**The task**
Apart from the images, reproduce all of the data word for word.

**Records to process**
········
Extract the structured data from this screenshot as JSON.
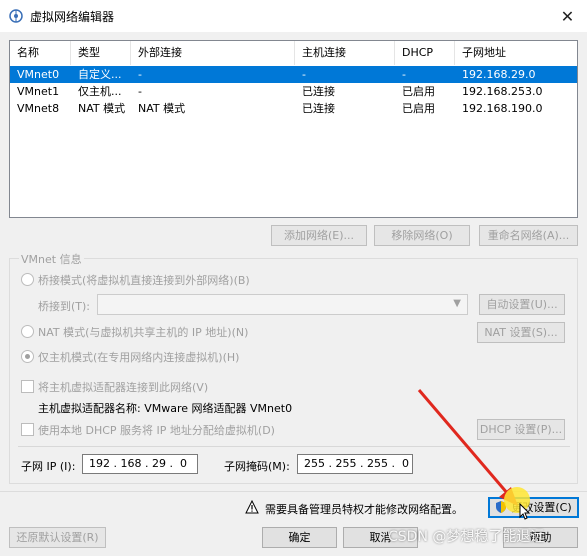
{
  "window": {
    "title": "虚拟网络编辑器",
    "close_glyph": "✕"
  },
  "table": {
    "headers": [
      "名称",
      "类型",
      "外部连接",
      "主机连接",
      "DHCP",
      "子网地址"
    ],
    "rows": [
      [
        "VMnet0",
        "自定义...",
        "-",
        "-",
        "-",
        "192.168.29.0"
      ],
      [
        "VMnet1",
        "仅主机...",
        "-",
        "已连接",
        "已启用",
        "192.168.253.0"
      ],
      [
        "VMnet8",
        "NAT 模式",
        "NAT 模式",
        "已连接",
        "已启用",
        "192.168.190.0"
      ]
    ],
    "selected_row": 0
  },
  "network_buttons": {
    "add": "添加网络(E)...",
    "remove": "移除网络(O)",
    "rename": "重命名网络(A)..."
  },
  "vmnet_info": {
    "group_title": "VMnet 信息",
    "bridged_label": "桥接模式(将虚拟机直接连接到外部网络)(B)",
    "bridged_to_label": "桥接到(T):",
    "bridged_to_value": "",
    "auto_settings": "自动设置(U)...",
    "nat_label": "NAT 模式(与虚拟机共享主机的 IP 地址)(N)",
    "nat_settings": "NAT 设置(S)...",
    "hostonly_label": "仅主机模式(在专用网络内连接虚拟机)(H)",
    "selected_mode": "host-only",
    "connect_adapter_label": "将主机虚拟适配器连接到此网络(V)",
    "adapter_name_label": "主机虚拟适配器名称: VMware 网络适配器 VMnet0",
    "dhcp_label": "使用本地 DHCP 服务将 IP 地址分配给虚拟机(D)",
    "dhcp_settings": "DHCP 设置(P)...",
    "subnet_ip_label": "子网 IP (I):",
    "subnet_ip_value": "192 . 168 . 29 .  0",
    "subnet_mask_label": "子网掩码(M):",
    "subnet_mask_value": "255 . 255 . 255 .  0"
  },
  "footer": {
    "admin_warning": "需要具备管理员特权才能修改网络配置。",
    "change_settings": "更改设置(C)",
    "restore_defaults": "还原默认设置(R)",
    "ok": "确定",
    "cancel": "取消",
    "help": "帮助"
  },
  "watermark": "CSDN @梦想稳了能退远",
  "colors": {
    "selection": "#0078d7",
    "annotation_arrow": "#e0281e",
    "highlight": "#ffe632"
  }
}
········
**Reply**
Extract the structured data from this screenshot as JSON.
{
  "window": {
    "title": "虚拟网络编辑器",
    "close_glyph": "✕"
  },
  "table": {
    "headers": [
      "名称",
      "类型",
      "外部连接",
      "主机连接",
      "DHCP",
      "子网地址"
    ],
    "rows": [
      [
        "VMnet0",
        "自定义...",
        "-",
        "-",
        "-",
        "192.168.29.0"
      ],
      [
        "VMnet1",
        "仅主机...",
        "-",
        "已连接",
        "已启用",
        "192.168.253.0"
      ],
      [
        "VMnet8",
        "NAT 模式",
        "NAT 模式",
        "已连接",
        "已启用",
        "192.168.190.0"
      ]
    ],
    "selected_row": 0
  },
  "network_buttons": {
    "add": "添加网络(E)...",
    "remove": "移除网络(O)",
    "rename": "重命名网络(A)..."
  },
  "vmnet_info": {
    "group_title": "VMnet 信息",
    "bridged_label": "桥接模式(将虚拟机直接连接到外部网络)(B)",
    "bridged_to_label": "桥接到(T):",
    "bridged_to_value": "",
    "auto_settings": "自动设置(U)...",
    "nat_label": "NAT 模式(与虚拟机共享主机的 IP 地址)(N)",
    "nat_settings": "NAT 设置(S)...",
    "hostonly_label": "仅主机模式(在专用网络内连接虚拟机)(H)",
    "selected_mode": "host-only",
    "connect_adapter_label": "将主机虚拟适配器连接到此网络(V)",
    "adapter_name_label": "主机虚拟适配器名称: VMware 网络适配器 VMnet0",
    "dhcp_label": "使用本地 DHCP 服务将 IP 地址分配给虚拟机(D)",
    "dhcp_settings": "DHCP 设置(P)...",
    "subnet_ip_label": "子网 IP (I):",
    "subnet_ip_value": "192 . 168 . 29 .  0",
    "subnet_mask_label": "子网掩码(M):",
    "subnet_mask_value": "255 . 255 . 255 .  0"
  },
  "footer": {
    "admin_warning": "需要具备管理员特权才能修改网络配置。",
    "change_settings": "更改设置(C)",
    "restore_defaults": "还原默认设置(R)",
    "ok": "确定",
    "cancel": "取消",
    "help": "帮助"
  },
  "watermark": "CSDN @梦想稳了能退远",
  "colors": {
    "selection": "#0078d7",
    "annotation_arrow": "#e0281e",
    "highlight": "#ffe632"
  }
}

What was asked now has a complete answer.